Rare is the cuisine that does not make use of the tomato in some way, shape, or form, and the resulting culinary popularity of the tomato has led to its proliferation in fields and farms around the world. While some may still argue whether the tomato is a fruit or a vegetable, few would argue that tomato crops are highly lucrative, attractive to farmers in both developing and developed countries and on large and small farms alike. In fact, for those crops with significant global volume and market share, tomatoes are the highest valued among those crops that lack an affiliation to mind-altering drugs.
But, the tomato can be a persnickety critter. The tomato doesn’t like it too hot, too chilly, too wet, too dry, or too fertile. Many don’t ripen at the same time. Most are easily bruised. And, the selective breeding that has yielded a larger, more attractive, and deep red tomato has also mercilessly drained much of the taste and flavor from a once sweet and delectable fruit.
Enter the world of sensors and modern sensing technology. The Internet of Things (IOT), when using well chosen, well networked, and well aggregated sensors, has shown tremendous potential to support precision agriculture, providing a more detailed picture of crops than was previously possible using conventional crop monitoring techniques. But, the stringent resources and tight profit margins that are a fact of life among many tomato growing operations, large and small, mean that sensor technologies must be chosen and used carefully.
There is no doubt that each sensor must earn its keep in producing the perfect tomato. With that in mind, this book explores key opportunities to marry the potential of sensors that are networked within the IOT to the needs of tomato production in ways that are economically fruitful, technologically robust, and sustainable overall.
Table of Contents
Chapter 1 – Tomatoes in History
Chapter 2 – Tomatoes in Diet

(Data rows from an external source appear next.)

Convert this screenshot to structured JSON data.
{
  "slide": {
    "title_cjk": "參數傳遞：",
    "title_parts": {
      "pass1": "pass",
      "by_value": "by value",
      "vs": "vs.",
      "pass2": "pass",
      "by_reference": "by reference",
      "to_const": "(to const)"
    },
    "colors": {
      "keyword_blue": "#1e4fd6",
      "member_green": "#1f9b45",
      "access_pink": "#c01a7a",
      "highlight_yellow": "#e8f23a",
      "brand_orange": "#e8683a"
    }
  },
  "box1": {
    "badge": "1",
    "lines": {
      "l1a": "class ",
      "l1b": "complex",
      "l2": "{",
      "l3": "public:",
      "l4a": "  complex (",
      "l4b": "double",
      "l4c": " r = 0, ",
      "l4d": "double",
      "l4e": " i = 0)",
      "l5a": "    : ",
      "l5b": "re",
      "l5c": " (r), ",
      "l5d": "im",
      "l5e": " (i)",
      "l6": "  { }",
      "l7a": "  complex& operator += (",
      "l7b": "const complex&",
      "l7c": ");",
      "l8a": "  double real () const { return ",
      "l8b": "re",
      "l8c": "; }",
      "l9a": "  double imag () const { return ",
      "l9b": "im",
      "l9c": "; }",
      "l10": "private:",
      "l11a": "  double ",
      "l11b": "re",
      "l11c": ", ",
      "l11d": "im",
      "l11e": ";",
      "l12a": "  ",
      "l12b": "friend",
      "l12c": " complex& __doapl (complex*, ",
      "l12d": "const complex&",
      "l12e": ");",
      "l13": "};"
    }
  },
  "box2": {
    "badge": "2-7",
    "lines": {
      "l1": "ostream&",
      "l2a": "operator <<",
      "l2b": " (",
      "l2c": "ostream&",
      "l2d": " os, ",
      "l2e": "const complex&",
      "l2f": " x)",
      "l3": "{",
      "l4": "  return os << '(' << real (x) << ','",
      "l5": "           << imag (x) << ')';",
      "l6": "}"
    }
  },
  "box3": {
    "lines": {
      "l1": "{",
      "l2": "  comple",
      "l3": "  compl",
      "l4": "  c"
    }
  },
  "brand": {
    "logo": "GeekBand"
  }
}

Chapter 3 – The Perfect Tomato
Chapter 4 – Sensors in the Internet of Things (IOT)
Chapter 5 – Sensing for the Color of the Perfect Tomato
Chapter 6 - Sensing for the Perfectly Firm Tomato
Chapter 7 – Sensing pH for the Perfect Tomato
Chapter 8 – The Future of IOT in Tomatoes
Denise Wilson is a professor in the Department of Electrical and Computer Engineering and adjunct professor in the School of Environmental and Forest Sciences at the University of Washington in Seattle where she has worked since 1999. Previously, she held a similar position at the University of Kentucky in Lexington, Kentucky.
She is also founder and managing director of Coming Alongside, an environmental services non-profit organization whose mission is to make hazards posed by the environment to human and animal health visible and actionable. She received the B.S. degree in mechanical engineering from Stanford University (1988), the M.S. and Ph.D. degrees in electrical engineering from the Georgia Institute of Technology, Atlanta, in 1989 and 1995, respectively, and a M.Ed. from the University of Washington in 2008.
She has published over 40 articles in peer-reviewed journals and over 100 articles in peer reviewed conferences on topics ranging from circuit design to environmental health. She has also published three book chapters and developed extensive web-based educational materials in educational research, environmental health, and the environmental impacts of technology.
She has taught a wide range of university level courses at both undergraduate and graduate on topics related to the environmental and social impacts of technology, sustainable design for the developing world, impacts of natural disasters, circuits, sensors, and semiconductor devices. She has given public lectures to local communities on the social and environmental impacts of electronic waste and natural disasters as well as learning workshops at environmental health conferences on topics related to electronic waste, mobile phones and health, and heavy metals in air, soil, food, and water. Her research focuses on both engineering education as well as sensors systems with particular interests in applying sensors to addressing needs and solving problems in environmental monitoring.
"Impressively comprehensive, exceptionally informative, expertly written, organized and presented, "Sensing The Perfect Tomato" by Denise Wilson (Adjunct Professor in the School of Environmental and Forest Sciences, University of Washington - Seattle) is highly and unreservedly recommended for corporate, college, and university library Agricultural Science collections in general, and Tomato Grower's supplemental studies lists in particular. It should be noted for the personal reading lists of agricultural students, tomato farmers, and non-specialist general readers with an interest in the subject that "Sensing The Perfect Tomato" is also available in a digital book format." (Kindle, $55.96 Buy / $18.95 Rent).
- Margaret Lane